After the defeat of Poland in World War II, the painting was confiscated in 1939 and moved to the Kaiser-Friedrich-Museum in Berlin (now the Bode-Museum). The painting was then to be exhibited with many other paintings confiscated by the Germans in the planned Führer Museum in Linz. However, the German Governor General of Poland, Hans Frank, came into possession of the painting in 1940 and then had the painting transferred to his residence, the Wawel Castle in the center of Krakow.

When Hans Frank fled to his country home in Bavaria towards the end of the war, he took it with him to where the painting was found by the Americans in 1945.

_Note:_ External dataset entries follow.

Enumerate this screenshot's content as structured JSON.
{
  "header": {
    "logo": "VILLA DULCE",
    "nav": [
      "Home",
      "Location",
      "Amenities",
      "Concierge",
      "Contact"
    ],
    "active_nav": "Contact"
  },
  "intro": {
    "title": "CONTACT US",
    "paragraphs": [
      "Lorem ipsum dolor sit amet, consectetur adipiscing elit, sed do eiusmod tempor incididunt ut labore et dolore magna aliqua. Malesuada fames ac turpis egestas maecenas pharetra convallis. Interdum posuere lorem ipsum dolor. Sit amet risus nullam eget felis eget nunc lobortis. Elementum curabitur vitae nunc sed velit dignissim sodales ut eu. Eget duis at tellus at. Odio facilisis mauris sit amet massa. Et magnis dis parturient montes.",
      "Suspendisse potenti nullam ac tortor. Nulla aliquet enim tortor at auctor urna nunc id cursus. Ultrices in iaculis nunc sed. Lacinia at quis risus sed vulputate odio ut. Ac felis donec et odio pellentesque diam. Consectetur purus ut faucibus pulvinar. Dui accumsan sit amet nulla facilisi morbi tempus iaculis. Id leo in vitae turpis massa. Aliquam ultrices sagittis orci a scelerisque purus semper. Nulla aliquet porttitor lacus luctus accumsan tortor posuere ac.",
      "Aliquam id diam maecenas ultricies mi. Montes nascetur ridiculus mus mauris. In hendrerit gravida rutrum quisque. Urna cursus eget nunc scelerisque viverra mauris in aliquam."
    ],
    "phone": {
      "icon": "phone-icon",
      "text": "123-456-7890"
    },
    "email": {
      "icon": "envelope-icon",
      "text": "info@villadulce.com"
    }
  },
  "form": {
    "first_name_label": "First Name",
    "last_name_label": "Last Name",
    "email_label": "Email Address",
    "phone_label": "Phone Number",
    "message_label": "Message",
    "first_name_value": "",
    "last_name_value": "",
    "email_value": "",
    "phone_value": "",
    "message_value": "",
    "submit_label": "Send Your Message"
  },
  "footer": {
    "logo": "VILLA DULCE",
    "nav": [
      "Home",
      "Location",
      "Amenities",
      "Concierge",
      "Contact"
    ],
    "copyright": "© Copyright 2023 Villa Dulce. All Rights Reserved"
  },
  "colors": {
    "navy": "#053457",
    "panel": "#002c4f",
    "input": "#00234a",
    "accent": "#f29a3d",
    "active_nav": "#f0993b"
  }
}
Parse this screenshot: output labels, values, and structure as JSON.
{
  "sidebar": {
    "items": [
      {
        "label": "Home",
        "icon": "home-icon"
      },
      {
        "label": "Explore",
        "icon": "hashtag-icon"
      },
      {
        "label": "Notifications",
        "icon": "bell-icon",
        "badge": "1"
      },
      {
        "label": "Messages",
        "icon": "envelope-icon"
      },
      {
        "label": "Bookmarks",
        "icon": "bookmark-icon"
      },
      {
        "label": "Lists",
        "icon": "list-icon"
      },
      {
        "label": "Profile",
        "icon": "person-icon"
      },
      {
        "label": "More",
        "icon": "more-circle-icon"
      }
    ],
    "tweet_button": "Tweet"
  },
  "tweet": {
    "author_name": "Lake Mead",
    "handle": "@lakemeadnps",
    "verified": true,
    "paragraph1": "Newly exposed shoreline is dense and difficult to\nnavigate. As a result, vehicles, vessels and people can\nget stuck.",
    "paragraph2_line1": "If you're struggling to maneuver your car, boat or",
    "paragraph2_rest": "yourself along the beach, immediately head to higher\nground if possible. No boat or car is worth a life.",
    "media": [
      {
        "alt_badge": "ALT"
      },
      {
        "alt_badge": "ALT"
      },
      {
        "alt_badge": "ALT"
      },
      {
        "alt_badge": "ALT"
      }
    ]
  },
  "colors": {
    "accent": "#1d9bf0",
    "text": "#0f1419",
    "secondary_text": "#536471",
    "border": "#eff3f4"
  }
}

In the possession of the Polish state

The Americans brought it back to Krakow. Today it is in the possession of the Polish state and is exhibited in the Czartoryski Museum in Krakow.

Significance for the history of art

Leonardo's work also demonstrates here in a superior way how it is possible to create an immense depth of expression with few creative means.

Leonardo's first portrait of a woman is of great importance for art history, because with this depiction of the Lady with the Ermine, the traditional stiff portraiture that had prevailed until then was replaced by a more dynamic rotary movement.

Leonardo's other two portraits of women, La Belle Ferroniere and Mona Lisa, also feature the typical rotation that always creates the impression that the sitter is reacting to the viewer or, as in the case of the Lady with the Ermine, to a third party.

Nature, who excites your anger, who excites your envy?

It is Vinci who painted one of your stars!
Cecilia, who is so beautiful today.
Beside whose beautiful eyes the sun seems like a dark shadow.

All honour to you, even if in his painting
She seems to hear and not to speak.
Just think, the more alive and beautiful she is,
the greater will be her fame in times to come.
So be grateful to Ludovico, or rather
To the talent and hand of Leonardo
Which allows you to be part of posterity.
Anyone who sees her - even if it is too late
To see them alive - will say: this is enough for us
To understand what is nature and what is art.

Attributed to Antonio Tebaldeo Italian poet, around 1500


Website of the exhibiting museum: Czartoryski Muzeum, Krakau

Frank Zöllner, Leonardo, Taschen (2019)

Frank Zöllner/ Johannes Nathan, Leonardo da Vinci - Sämtliche Zeichnungen, Taschen (2019)

Martin Kemp, Leonardo, C.H. Beck (2008)

Charles Niccholl, Leonardo da Vinci: Die Biographie, Fischer (2019)

Johannes Itten, Bildanalysen, Ravensburger (1988)

Highly recommended

Marianne Schneider, Das große Leonardo Buch – Sein Leben und Werk in Zeugnissen, Selbstzeugnissen und Dokumenten, Schirmer/ Mosel (2019)

Leonardo da Vinci, Schriften zur Malerei und sämtliche Gemälde, Schirmer/ Mosel (2011)